## Task requirements
Search the records below for the word "color". Copy each line where it occurs.

Extracted data entries

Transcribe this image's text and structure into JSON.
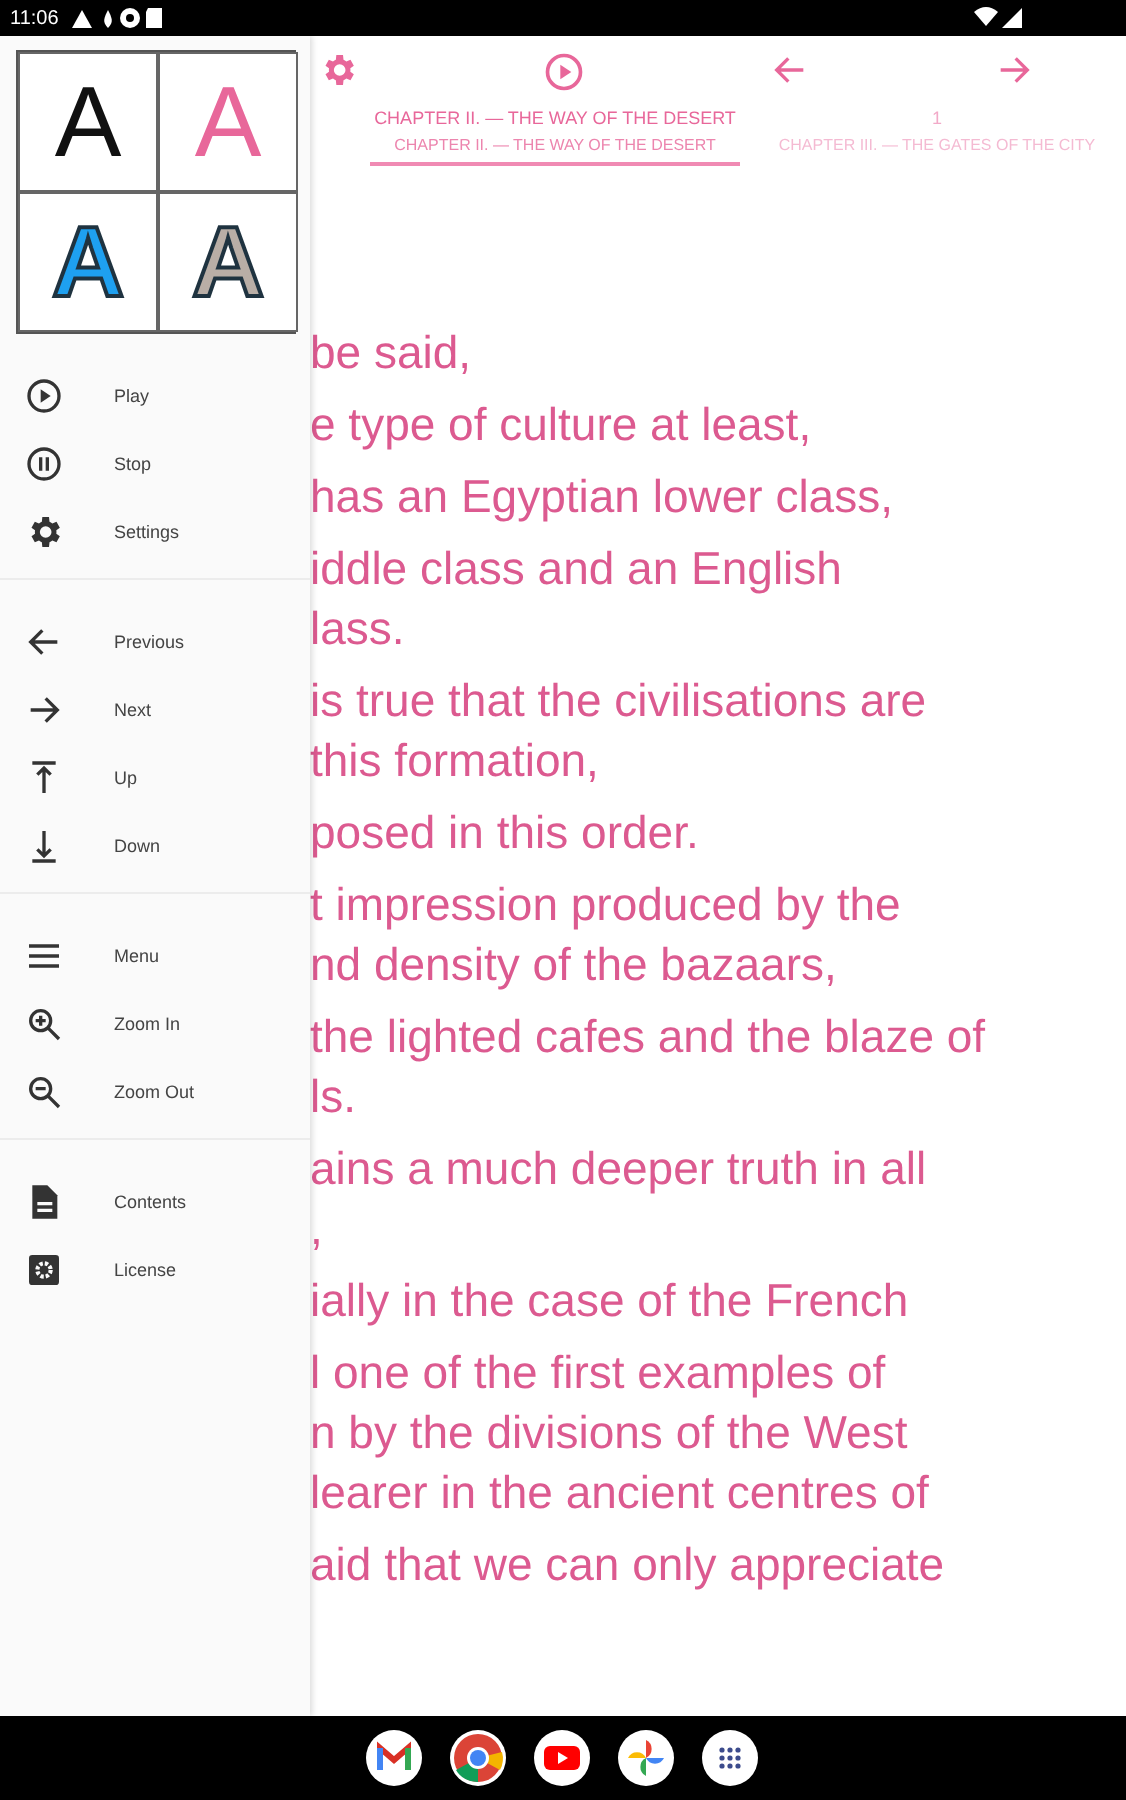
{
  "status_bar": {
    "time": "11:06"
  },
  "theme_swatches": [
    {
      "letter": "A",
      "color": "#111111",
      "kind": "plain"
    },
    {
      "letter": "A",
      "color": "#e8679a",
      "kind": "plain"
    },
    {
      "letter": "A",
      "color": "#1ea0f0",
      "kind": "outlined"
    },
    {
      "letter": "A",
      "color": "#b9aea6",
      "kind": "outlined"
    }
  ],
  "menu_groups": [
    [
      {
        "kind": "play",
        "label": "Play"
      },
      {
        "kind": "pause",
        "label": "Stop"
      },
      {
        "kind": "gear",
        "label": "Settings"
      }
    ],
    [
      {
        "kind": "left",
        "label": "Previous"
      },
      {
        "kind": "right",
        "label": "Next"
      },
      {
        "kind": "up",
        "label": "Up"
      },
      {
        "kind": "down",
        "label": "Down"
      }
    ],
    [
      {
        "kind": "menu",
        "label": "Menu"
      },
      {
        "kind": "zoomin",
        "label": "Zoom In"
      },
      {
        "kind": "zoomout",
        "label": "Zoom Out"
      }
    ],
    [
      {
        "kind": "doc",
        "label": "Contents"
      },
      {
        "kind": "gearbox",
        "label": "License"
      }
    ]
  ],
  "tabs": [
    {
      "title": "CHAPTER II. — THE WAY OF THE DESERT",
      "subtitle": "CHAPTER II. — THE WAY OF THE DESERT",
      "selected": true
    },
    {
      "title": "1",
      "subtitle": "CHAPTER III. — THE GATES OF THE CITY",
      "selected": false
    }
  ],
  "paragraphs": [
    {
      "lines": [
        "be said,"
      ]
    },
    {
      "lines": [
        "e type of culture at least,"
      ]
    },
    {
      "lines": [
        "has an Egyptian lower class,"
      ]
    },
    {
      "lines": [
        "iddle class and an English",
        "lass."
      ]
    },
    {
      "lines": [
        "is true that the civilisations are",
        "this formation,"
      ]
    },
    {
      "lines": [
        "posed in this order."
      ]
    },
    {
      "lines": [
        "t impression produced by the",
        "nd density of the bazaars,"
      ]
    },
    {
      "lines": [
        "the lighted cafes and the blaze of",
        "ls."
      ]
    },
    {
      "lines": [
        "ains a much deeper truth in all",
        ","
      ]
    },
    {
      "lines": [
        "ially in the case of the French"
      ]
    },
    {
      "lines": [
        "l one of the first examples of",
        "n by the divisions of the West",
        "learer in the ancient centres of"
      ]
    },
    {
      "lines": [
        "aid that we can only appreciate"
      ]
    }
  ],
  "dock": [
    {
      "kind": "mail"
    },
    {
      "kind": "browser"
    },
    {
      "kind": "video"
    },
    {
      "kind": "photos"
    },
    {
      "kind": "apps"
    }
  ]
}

## Expected answer
      "color": "#111111",
      "color": "#e8679a",
      "color": "#1ea0f0",
      "color": "#b9aea6",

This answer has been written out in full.